Decisions made while driving could quickly become a matter of life or death. According to the Wisconsin Department of Transportation, every 22 minutes there is a distracted driving crash occurring in the state.

Minnesota, along with 17 other states have taken the initiative to enact a hands-free cell phone law in an attempt to lessen distractions on the road. In Minnesota, the current penalty is a petty misdemeanor and increasing fines for repeat violations.  

This type of law, as explained by Wisconsin Representative Shannon Zimmerman, would allow drivers access to their phones to answer a call or use a GPS, but they are then expected to use a headset or a bluetooth system. “I do a ton of calls while driving,” Zimmerman said. “I’m that goofball that has a headset on. It’s wireless, and it works, it’s great! I can hold hands or do whatever I need to do. ”

Distracted driving isn’t just using a phone while driving. “Distracted driving is a very broad term,” Zimmerman states. “That could be a radio. It could be smoking a cigarette. It could be you on the phone. We’re just tightening it to be a little more specific.”

There are laws currently in place in Wisconsin regarding distracted driving, however Wisconsin has yet to follow in Minnesota’s footsteps when comes to being hands-free. Zimmerman believes due to public support and technology advancements over the last few years, Wisconsin soon will also be under the hands-free law.

“We’re at that stage right now in Wisconsin where the concept or the drafts from legislation are being now loosey produced, and it will ultimately be a bill that will be circulated to garner support. It’s just a matter of when,” Zimmerman stated.

Zimmerman continued. “In today’s climate the winds of change are there and there’s a greater receptivity to it now in the state of Wisconsin due to – sadly and tragically – the deaths that have resulted.”

This initiative is close to Zimmerman’s heart. In October of 2014, his 38-year-old cousin was hit and killed by a distracted driver. “It was absolutely heartbreaking,” Zimmerman said.

Zimmerman’s family became strong proponents of the law after the incident. “There’s a lot of local stories in our own backyard where people’s lives have been affected by this. I just feel like we’re at the point where bills like this will pass,” he said.

Though the hand-free law would be a step in the right direction, more could be done. The best case scenario would be drivers avoiding phone use while operating a vehicle, however this seems like an unlikely, overly-optimistic fix. “Human beings gravitate to ease,” said Zimmerman.
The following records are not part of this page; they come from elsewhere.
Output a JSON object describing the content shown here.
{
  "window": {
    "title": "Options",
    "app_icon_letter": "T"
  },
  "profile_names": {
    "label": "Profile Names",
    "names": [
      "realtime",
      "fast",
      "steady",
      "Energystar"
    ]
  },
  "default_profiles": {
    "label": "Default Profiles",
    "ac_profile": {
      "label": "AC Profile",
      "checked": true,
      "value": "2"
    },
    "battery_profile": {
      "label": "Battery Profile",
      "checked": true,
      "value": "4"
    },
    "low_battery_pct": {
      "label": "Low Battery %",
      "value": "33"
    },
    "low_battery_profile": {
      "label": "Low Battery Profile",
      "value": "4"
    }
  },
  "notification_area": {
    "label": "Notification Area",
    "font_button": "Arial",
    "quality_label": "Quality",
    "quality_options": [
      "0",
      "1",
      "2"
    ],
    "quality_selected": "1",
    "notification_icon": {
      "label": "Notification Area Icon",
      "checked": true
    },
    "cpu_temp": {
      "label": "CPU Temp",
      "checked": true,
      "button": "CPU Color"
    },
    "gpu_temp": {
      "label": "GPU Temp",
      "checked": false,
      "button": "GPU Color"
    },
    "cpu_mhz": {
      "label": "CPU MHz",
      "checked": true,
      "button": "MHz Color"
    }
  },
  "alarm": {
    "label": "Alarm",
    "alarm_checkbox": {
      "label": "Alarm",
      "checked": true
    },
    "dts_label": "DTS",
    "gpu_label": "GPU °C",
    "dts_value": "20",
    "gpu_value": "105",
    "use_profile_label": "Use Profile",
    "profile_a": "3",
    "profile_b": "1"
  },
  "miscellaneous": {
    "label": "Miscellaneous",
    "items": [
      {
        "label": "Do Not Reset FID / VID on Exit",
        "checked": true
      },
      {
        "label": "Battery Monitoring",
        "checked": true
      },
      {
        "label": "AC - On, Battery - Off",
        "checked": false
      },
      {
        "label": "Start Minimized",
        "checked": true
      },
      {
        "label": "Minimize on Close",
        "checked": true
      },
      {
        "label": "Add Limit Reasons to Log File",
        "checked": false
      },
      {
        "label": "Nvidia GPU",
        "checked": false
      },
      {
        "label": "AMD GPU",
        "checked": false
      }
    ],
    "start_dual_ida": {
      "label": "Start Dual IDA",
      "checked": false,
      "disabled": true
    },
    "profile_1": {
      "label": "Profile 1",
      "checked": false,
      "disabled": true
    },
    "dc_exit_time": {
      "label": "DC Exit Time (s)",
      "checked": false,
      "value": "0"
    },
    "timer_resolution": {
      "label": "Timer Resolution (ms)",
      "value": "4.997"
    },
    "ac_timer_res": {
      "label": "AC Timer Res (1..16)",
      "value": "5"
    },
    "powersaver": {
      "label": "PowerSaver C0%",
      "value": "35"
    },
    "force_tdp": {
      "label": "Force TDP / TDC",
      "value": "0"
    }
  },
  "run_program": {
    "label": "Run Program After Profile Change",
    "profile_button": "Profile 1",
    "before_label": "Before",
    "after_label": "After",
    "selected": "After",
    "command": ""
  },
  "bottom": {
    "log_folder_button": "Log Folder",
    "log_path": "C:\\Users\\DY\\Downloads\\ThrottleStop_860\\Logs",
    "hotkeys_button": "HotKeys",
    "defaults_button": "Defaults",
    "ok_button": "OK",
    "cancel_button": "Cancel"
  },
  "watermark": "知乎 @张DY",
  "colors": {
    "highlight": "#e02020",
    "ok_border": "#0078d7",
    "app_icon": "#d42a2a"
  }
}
Research from the National Safety Council found that there were no major safety benefits to driving hands-free, though it is possible that the law will serve as a way to remind drivers to exercise profuse caution.  

To supplement this bill, Zimmerman suggested cooperation with automobile manufacturers to make vehicles better equipped for hands-free phone usage. Cell phone manufacturers could also implement technology to make driving safer. Phone applications that utilize “driving mode” could be further explored and encouraged, especially among young drivers. “Help us help ourselves here,” Zimmerman requests of these companies. “And save more lives.”

Zimmerman elaborated. “I think the focus right now should just be with [the hands-free law]. We know we’ve got a clear issue with phones. In today’s era, phones are very valuable to us,” he said. “Being able to communicate and conduct business while you’re driving, or connect with your family or in an emergency is important. We just to have to have the manner in which we do it minimize and reduce risk as much as humanly possible.”

Drivers are encouraged to exercise caution at all times while driving, and should not wait for a law enactment to analyze their potentially dangerous habits on the road.